Baptism. One of the seven sacraments of the Catholic Church, and one of the two major sacraments recognised by the Anglican Church. It is a process by which an individual becomes a Christian, through the symbolic administration of water. Central to the life of a Medieval parish, images of it taking place can be seen on seven sacrament fonts.
Many religions throughout history have used water as a symbol of initiation. In the Christian faith, water symbolizes a washing away of Original Sin, and a new beginning. Christ was himself baptised in the Gospels, an act seen as symbolic of the start of his ministry.
For Catholics and most Anglicans, infant baptism is the means by which a child enters into the family of the church. A few evangelical Anglican congregations frown on infant baptism, preferring adult baptism as a sign of conversion.
The liturgy of baptism takes place at the font, either as a separate service, or, increasingly, as part of the regular Sunday congregational worship. In an Anglican ceremony, usually holy water alone is administered, while a Catholic ceremony also uses holy oil, a lighted candle and a white garment. Some Anglo-catholic churches use this Catholic rite. Baptism is colloquially referred to as 'Christening' by many English people, although in fact this is just one small part of the rite.
All the major Christian churches in Britain, with the exception of some of those in the Baptist tradition, recognise baptism celebrated in each others' churches as equally valid. The only proviso is that it must have been administered in the name of the Holy Trinity.
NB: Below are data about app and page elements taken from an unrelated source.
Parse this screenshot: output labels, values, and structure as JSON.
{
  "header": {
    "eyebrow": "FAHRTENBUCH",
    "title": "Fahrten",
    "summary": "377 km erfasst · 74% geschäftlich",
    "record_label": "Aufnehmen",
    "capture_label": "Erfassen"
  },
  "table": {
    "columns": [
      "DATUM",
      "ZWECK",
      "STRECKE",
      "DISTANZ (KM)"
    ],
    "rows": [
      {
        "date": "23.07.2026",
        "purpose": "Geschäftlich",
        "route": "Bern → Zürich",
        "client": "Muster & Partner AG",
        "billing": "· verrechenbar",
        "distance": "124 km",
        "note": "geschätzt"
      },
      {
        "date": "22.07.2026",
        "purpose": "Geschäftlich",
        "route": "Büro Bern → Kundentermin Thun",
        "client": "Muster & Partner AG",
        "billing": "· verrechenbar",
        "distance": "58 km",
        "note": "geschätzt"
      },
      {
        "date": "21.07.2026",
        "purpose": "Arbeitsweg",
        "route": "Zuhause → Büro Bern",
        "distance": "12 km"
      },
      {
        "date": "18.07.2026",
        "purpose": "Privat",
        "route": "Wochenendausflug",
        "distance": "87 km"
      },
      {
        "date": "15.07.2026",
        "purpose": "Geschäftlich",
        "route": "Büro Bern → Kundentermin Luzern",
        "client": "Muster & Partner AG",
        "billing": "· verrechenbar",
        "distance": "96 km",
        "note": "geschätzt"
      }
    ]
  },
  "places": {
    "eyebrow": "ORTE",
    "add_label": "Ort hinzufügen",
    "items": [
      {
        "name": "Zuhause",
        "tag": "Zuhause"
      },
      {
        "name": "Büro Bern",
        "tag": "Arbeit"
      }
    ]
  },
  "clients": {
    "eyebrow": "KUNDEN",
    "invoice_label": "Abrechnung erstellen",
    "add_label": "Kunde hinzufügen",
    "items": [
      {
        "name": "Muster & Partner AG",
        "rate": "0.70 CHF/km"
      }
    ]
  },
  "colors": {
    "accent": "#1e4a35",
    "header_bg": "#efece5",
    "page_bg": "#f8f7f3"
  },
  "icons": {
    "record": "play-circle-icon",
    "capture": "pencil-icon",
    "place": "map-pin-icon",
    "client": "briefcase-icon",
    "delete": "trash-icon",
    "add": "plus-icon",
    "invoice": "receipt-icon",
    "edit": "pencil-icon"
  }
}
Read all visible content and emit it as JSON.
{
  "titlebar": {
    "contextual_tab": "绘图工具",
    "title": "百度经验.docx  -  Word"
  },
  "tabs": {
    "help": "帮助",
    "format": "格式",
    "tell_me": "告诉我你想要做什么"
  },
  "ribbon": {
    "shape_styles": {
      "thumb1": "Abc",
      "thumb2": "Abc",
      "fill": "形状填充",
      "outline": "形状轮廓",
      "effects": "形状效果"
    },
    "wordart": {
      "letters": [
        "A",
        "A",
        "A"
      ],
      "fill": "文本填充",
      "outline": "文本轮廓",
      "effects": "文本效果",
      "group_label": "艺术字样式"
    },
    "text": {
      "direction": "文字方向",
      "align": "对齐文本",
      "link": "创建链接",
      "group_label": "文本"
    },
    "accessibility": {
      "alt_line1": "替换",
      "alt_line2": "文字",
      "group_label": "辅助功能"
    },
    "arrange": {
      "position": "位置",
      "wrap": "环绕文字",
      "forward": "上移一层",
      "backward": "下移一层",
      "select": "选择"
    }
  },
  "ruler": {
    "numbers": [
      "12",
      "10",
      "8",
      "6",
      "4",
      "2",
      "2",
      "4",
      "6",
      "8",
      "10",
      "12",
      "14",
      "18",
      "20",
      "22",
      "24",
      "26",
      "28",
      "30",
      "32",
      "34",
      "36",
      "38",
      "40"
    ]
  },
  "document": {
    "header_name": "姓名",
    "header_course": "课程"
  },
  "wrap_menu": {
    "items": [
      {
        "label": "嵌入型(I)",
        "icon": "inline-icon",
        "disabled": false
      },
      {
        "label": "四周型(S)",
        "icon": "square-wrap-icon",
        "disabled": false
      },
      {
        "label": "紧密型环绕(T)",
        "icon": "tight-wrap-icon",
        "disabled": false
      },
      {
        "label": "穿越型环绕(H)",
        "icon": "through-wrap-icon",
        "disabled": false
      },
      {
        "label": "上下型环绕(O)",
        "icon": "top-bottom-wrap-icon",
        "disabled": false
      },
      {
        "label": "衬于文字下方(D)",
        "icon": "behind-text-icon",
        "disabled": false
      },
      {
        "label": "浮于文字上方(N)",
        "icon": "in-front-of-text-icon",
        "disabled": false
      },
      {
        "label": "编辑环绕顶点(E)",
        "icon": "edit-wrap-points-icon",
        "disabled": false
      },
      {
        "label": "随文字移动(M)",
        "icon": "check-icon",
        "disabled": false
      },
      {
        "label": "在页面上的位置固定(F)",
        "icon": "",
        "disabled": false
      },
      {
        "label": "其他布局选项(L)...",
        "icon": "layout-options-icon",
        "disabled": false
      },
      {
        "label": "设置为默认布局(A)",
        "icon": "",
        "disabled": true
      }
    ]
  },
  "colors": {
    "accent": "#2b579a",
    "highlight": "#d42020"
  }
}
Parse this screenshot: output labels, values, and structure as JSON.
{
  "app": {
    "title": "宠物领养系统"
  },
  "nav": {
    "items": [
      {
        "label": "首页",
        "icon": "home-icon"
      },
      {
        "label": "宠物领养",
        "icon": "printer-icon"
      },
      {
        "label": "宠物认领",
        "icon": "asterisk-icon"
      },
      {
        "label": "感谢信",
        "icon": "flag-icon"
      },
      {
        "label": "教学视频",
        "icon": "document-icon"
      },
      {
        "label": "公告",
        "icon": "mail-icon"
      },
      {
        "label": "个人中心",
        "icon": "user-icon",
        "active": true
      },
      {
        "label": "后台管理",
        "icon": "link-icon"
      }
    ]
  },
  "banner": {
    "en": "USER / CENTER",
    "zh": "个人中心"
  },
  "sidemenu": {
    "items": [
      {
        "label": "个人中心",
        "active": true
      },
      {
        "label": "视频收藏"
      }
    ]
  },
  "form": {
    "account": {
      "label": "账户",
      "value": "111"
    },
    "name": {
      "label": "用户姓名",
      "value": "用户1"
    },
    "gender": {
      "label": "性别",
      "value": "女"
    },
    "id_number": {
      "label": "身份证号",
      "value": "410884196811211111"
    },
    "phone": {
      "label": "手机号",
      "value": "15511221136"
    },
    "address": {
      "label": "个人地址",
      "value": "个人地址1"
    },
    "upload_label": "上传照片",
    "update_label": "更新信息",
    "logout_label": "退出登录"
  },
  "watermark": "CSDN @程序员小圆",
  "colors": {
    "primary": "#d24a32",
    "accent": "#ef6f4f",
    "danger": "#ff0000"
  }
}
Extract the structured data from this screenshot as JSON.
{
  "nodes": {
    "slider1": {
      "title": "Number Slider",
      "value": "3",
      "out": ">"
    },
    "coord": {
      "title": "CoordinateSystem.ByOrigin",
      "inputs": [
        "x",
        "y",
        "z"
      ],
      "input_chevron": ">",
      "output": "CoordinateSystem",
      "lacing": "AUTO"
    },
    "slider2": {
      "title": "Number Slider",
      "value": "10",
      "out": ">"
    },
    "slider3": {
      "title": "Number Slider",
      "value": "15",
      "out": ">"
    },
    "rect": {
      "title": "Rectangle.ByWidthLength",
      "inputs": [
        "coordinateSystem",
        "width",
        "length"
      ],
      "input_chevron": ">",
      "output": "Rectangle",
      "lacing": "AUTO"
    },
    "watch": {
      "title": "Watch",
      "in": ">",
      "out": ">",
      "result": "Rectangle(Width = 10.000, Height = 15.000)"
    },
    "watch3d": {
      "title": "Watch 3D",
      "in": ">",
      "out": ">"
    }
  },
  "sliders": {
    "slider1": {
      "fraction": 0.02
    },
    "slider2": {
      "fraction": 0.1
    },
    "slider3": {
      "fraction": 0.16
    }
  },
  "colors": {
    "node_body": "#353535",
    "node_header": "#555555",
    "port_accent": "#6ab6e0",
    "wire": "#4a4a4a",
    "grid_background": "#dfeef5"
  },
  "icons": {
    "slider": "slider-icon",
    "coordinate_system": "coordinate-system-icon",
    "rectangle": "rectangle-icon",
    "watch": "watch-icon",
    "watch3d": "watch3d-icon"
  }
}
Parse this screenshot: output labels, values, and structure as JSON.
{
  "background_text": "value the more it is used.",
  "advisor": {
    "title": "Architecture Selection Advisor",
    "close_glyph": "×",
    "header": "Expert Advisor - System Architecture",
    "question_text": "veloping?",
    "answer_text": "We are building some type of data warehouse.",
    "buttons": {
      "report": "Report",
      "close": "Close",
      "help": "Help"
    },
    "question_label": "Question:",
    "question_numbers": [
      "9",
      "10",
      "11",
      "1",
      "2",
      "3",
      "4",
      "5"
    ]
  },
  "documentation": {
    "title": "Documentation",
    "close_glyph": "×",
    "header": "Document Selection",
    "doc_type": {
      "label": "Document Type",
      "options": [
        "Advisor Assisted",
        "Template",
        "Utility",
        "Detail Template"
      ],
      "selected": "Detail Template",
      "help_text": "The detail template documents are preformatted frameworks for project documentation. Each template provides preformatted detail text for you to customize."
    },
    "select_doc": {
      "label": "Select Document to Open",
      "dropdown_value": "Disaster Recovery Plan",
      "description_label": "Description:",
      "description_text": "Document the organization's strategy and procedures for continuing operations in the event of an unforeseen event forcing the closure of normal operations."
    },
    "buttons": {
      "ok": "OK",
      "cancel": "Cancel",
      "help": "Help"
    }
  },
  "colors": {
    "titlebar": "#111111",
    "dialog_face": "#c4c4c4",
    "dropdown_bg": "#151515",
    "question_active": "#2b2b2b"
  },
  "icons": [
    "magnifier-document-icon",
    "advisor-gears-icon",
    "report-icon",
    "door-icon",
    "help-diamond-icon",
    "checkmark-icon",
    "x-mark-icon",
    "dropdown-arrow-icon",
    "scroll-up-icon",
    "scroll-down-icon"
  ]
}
Technically speaking, any Christian can baptise another person, although canon law in both Anglican and Catholic Churches requires that it should be done by an ordained minister or priest where this is possible.